March is a Fenland market town and was the county town of the Isle of Ely from 1889 to 1965. The town grew by becoming an important railway centre. Like many Fenland towns, March was once an island surrounded by marshes and occupied the second largest "island" in the Great Level. March is situated on the banks of the old course of the navigable River Nene, and today mainly used by pleasure boats. Modern March lies on the course of the Fen Causeway, a Roman road, and there is evidence of Roman settlements in the area.
St Wendreda's Church - Just opposite the entrance to Spire View
St Wendreda, to whom the church is dedicated, is the town's own saint and the only known church dedication to this saint is here.
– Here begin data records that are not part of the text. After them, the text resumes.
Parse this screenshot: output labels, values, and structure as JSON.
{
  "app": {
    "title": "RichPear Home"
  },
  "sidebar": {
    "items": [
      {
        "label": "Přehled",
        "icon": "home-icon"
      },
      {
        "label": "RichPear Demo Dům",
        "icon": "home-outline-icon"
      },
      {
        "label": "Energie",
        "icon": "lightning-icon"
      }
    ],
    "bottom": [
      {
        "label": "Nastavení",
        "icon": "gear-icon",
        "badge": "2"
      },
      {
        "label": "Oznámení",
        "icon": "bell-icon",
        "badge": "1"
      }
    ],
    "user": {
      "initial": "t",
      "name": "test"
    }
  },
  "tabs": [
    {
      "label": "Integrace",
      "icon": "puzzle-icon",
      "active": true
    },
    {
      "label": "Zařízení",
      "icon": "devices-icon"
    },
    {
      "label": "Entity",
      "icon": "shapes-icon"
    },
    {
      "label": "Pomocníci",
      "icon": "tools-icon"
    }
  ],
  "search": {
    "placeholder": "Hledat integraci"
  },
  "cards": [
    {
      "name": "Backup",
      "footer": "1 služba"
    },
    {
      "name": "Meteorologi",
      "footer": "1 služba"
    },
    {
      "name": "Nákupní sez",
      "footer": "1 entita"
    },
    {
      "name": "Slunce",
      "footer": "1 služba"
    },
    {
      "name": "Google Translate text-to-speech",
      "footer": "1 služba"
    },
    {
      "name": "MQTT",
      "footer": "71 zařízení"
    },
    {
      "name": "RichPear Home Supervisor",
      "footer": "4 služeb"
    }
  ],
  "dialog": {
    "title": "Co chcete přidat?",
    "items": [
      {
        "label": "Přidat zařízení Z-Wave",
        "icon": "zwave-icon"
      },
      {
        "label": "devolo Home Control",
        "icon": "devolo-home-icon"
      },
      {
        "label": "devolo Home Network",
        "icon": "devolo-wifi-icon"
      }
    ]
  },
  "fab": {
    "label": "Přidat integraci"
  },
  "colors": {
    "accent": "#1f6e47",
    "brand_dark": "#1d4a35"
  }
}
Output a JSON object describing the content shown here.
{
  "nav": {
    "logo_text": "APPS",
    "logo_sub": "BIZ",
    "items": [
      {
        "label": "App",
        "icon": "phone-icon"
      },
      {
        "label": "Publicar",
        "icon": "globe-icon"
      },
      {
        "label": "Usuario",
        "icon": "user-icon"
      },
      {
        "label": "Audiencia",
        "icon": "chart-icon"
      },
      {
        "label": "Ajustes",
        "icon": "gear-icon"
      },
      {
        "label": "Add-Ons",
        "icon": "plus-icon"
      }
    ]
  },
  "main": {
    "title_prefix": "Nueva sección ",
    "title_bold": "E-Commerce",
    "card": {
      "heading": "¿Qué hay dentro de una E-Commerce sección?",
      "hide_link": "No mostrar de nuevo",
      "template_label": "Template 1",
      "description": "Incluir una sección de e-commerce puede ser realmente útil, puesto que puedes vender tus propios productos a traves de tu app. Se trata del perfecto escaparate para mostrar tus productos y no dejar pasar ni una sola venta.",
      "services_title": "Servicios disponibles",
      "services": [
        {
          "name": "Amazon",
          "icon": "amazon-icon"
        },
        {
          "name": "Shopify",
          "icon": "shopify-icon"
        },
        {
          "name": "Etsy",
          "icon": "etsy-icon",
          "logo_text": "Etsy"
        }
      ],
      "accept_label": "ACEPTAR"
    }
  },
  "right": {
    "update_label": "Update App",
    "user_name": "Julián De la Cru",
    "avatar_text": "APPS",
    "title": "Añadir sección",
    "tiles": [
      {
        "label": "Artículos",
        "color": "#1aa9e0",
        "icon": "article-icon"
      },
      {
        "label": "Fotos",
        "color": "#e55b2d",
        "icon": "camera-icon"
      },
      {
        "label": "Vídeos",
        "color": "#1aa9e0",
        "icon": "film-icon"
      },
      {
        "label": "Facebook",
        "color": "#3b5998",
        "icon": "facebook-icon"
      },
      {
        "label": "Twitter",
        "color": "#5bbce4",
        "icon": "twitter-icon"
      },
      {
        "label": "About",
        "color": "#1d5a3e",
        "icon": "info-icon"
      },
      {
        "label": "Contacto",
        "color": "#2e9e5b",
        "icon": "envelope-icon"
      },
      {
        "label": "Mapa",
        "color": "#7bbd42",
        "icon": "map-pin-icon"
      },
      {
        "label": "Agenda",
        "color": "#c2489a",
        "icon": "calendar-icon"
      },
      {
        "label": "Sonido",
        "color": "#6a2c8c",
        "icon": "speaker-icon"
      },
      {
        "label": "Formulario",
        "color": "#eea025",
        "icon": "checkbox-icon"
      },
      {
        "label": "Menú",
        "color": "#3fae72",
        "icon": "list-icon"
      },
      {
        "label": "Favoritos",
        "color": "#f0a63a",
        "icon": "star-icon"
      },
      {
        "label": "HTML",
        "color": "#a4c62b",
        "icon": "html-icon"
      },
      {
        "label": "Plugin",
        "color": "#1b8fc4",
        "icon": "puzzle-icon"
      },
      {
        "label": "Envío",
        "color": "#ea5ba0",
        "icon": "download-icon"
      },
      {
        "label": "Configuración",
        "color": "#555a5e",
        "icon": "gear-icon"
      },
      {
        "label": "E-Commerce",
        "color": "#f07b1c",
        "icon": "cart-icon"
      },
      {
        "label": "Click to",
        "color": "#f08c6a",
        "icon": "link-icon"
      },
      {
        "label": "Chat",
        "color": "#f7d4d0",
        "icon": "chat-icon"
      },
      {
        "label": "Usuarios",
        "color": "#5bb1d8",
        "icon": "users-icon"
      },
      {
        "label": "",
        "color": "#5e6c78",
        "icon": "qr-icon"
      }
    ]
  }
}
She is celebrated on 22nd January. She was a daughter of the 7th-century Anglo-Saxon King Anna of East Anglia (killed 654) one of the first Christian Kings of the kingdom of East Anglia. Two of her sisters, Etheldreda and Sexburgha, who were the abbesses of Ely and Minster-in-Sheppey respectively, are better known saints.
The saint's relics were enshrined in gold in Ely Cathedral, until in 1016 they were carried off to battle in the hope they would bring victory to Edmund Ironside, the son of King Ethelred. But at the Battle of Ashingdon the army of King Canute captured the relics and he presented them to Canterbury Cathedral. In 1343 the relics were returned to March, but their final resting place is unknown.
The church is known for its magnificent double-hammer beam roof and together with 120 carved angels it is regarded as one of the best of its kind and John Betjeman described the church as "worth cycling 40 miles in a head wind to see".